INPUT MATERIAL Start Marker

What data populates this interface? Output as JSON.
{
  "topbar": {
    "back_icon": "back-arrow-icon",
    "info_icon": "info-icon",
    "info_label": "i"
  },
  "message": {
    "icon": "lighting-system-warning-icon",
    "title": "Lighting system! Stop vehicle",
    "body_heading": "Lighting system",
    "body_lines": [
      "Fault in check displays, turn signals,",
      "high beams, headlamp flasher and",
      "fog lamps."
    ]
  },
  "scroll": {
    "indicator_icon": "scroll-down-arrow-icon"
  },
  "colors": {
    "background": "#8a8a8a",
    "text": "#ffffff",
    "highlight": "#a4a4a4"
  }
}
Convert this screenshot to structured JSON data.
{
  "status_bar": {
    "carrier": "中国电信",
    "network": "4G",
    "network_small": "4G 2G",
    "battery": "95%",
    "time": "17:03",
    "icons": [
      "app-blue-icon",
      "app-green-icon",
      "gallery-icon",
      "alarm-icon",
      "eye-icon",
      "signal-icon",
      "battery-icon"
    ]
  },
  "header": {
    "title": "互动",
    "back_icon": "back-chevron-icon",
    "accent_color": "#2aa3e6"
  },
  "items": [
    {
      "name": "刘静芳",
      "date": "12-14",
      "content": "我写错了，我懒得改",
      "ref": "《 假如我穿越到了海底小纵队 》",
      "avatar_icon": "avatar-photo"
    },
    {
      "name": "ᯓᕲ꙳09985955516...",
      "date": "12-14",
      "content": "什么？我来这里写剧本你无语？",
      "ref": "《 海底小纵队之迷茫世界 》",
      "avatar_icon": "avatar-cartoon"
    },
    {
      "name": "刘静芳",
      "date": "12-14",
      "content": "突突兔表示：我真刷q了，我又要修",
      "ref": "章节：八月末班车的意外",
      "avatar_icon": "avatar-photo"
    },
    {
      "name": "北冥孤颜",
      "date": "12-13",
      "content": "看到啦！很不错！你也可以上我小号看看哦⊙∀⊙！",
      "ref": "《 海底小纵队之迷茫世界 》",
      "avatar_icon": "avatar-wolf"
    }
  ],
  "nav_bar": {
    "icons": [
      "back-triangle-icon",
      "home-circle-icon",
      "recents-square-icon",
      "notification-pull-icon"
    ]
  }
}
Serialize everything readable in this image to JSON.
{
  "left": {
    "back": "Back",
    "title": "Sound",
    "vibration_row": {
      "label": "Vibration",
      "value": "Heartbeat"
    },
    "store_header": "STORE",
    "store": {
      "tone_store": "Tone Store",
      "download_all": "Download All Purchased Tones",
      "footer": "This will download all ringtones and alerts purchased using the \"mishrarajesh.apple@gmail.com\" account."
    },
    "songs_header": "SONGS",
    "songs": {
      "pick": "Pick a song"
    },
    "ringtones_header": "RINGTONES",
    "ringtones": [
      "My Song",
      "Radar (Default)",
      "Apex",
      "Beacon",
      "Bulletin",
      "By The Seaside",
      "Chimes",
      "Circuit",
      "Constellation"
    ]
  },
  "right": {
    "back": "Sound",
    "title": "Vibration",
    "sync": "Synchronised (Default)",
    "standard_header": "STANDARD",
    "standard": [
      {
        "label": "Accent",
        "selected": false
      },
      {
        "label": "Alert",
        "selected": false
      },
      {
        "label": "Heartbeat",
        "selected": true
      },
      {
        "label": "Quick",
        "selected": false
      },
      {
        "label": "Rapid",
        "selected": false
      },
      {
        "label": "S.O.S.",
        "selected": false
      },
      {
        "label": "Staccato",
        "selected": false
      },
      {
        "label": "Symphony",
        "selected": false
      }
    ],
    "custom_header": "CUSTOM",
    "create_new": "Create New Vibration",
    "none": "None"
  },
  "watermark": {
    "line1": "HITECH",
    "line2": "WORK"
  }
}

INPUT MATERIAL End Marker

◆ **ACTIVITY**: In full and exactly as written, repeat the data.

◆ **WRITTEN SOLUTION**:
What data populates this interface? Output as JSON.
{
  "topbar": {
    "back_icon": "back-arrow-icon",
    "info_icon": "info-icon",
    "info_label": "i"
  },
  "message": {
    "icon": "lighting-system-warning-icon",
    "title": "Lighting system! Stop vehicle",
    "body_heading": "Lighting system",
    "body_lines": [
      "Fault in check displays, turn signals,",
      "high beams, headlamp flasher and",
      "fog lamps."
    ]
  },
  "scroll": {
    "indicator_icon": "scroll-down-arrow-icon"
  },
  "colors": {
    "background": "#8a8a8a",
    "text": "#ffffff",
    "highlight": "#a4a4a4"
  }
}
Convert this screenshot to structured JSON data.
{
  "status_bar": {
    "carrier": "中国电信",
    "network": "4G",
    "network_small": "4G 2G",
    "battery": "95%",
    "time": "17:03",
    "icons": [
      "app-blue-icon",
      "app-green-icon",
      "gallery-icon",
      "alarm-icon",
      "eye-icon",
      "signal-icon",
      "battery-icon"
    ]
  },
  "header": {
    "title": "互动",
    "back_icon": "back-chevron-icon",
    "accent_color": "#2aa3e6"
  },
  "items": [
    {
      "name": "刘静芳",
      "date": "12-14",
      "content": "我写错了，我懒得改",
      "ref": "《 假如我穿越到了海底小纵队 》",
      "avatar_icon": "avatar-photo"
    },
    {
      "name": "ᯓᕲ꙳09985955516...",
      "date": "12-14",
      "content": "什么？我来这里写剧本你无语？",
      "ref": "《 海底小纵队之迷茫世界 》",
      "avatar_icon": "avatar-cartoon"
    },
    {
      "name": "刘静芳",
      "date": "12-14",
      "content": "突突兔表示：我真刷q了，我又要修",
      "ref": "章节：八月末班车的意外",
      "avatar_icon": "avatar-photo"
    },
    {
      "name": "北冥孤颜",
      "date": "12-13",
      "content": "看到啦！很不错！你也可以上我小号看看哦⊙∀⊙！",
      "ref": "《 海底小纵队之迷茫世界 》",
      "avatar_icon": "avatar-wolf"
    }
  ],
  "nav_bar": {
    "icons": [
      "back-triangle-icon",
      "home-circle-icon",
      "recents-square-icon",
      "notification-pull-icon"
    ]
  }
}
Serialize everything readable in this image to JSON.
{
  "left": {
    "back": "Back",
    "title": "Sound",
    "vibration_row": {
      "label": "Vibration",
      "value": "Heartbeat"
    },
    "store_header": "STORE",
    "store": {
      "tone_store": "Tone Store",
      "download_all": "Download All Purchased Tones",
      "footer": "This will download all ringtones and alerts purchased using the \"mishrarajesh.apple@gmail.com\" account."
    },
    "songs_header": "SONGS",
    "songs": {
      "pick": "Pick a song"
    },
    "ringtones_header": "RINGTONES",
    "ringtones": [
      "My Song",
      "Radar (Default)",
      "Apex",
      "Beacon",
      "Bulletin",
      "By The Seaside",
      "Chimes",
      "Circuit",
      "Constellation"
    ]
  },
  "right": {
    "back": "Sound",
    "title": "Vibration",
    "sync": "Synchronised (Default)",
    "standard_header": "STANDARD",
    "standard": [
      {
        "label": "Accent",
        "selected": false
      },
      {
        "label": "Alert",
        "selected": false
      },
      {
        "label": "Heartbeat",
        "selected": true
      },
      {
        "label": "Quick",
        "selected": false
      },
      {
        "label": "Rapid",
        "selected": false
      },
      {
        "label": "S.O.S.",
        "selected": false
      },
      {
        "label": "Staccato",
        "selected": false
      },
      {
        "label": "Symphony",
        "selected": false
      }
    ],
    "custom_header": "CUSTOM",
    "create_new": "Create New Vibration",
    "none": "None"
  },
  "watermark": {
    "line1": "HITECH",
    "line2": "WORK"
  }
}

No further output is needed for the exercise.